I'm going to have to straight up open by saying that I don't understand the Occupy Wall Street (et al) protests.
Whenever the question of free speech vs governmental restrictions comes up, I side with free speech. I think we should be able to say pretty much anything we want to say, anywhere, anytime - unless it can be proven beyond a shadow of a doubt that allowing such would cause direct and immediate harm to somebody. We can debate the exact details all over the place, but I'll generally err on the side of allowing free speech. Just thought you should know that.
I may not join you, but I'll defend your rights to say your piece to the ends of the Earth.
I think we can all agree that there is a gigantic economic disparity in our country. The rich are getting richer on the backs of the poor and the middle class. We're in the middle of an economic downturn/recession that's as bad as anything we've had since the late 1970's (or longer depending on what measures you trust). Or maybe we're barely coming out of it - very...slowly. The recession was caused by the mistakes made by large investment banks that didn't seem to suffer too much in the (so far) long run.
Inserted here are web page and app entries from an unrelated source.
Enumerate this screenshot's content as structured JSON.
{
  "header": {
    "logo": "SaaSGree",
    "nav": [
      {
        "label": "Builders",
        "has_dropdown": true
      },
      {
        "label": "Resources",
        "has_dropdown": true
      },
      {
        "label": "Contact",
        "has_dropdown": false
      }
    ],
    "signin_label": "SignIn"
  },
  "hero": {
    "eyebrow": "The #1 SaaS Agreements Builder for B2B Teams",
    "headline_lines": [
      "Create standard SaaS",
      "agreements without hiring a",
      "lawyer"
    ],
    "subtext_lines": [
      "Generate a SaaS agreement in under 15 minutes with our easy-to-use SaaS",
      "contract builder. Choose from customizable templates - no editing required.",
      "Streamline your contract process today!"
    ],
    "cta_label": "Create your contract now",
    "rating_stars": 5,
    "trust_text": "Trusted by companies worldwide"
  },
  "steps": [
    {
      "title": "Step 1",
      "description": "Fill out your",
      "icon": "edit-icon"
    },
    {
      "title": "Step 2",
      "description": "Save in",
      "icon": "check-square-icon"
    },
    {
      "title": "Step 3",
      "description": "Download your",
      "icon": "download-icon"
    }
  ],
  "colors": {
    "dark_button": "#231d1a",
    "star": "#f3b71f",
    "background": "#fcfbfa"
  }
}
I get the anger. I understand the frustration. I just don't see the way out or what the Occupy Wall Street protesters are hoping to change. Rather, I don't get how the Occupy Wall Street protesters are hoping to turn their Occupy-ing into change.
How are they hoping that camping out, Occupying Everywhere, chanting, cheering, getting arrested, beaten, and trampled is going to lead to this change? And just what change do they want to see happen?
Do they want more regulations on investment banks?
Do they want more jobs?
Do they want more governmental support of unions?
What's the specific goal that can be accomplished to make the protesters happy? If their goal is a more equitable distribution of wealth, I'm afraid they're going to be Occupying through a whole lot of long, cold winters.
meme-inspiring) pepper-spraying John Pike. We've seen similar incidents in lots of other cities - including Portland, shown to the right - many of which have lead to extremely violent showdowns between protesters and law enforcement - most noticeably in Oakland.
I am happy to say that all reports here in the Queen City have been that police have done their jobs while being respectful of the protesters. There have been arrests and park-clearings, but there hasn't been violence.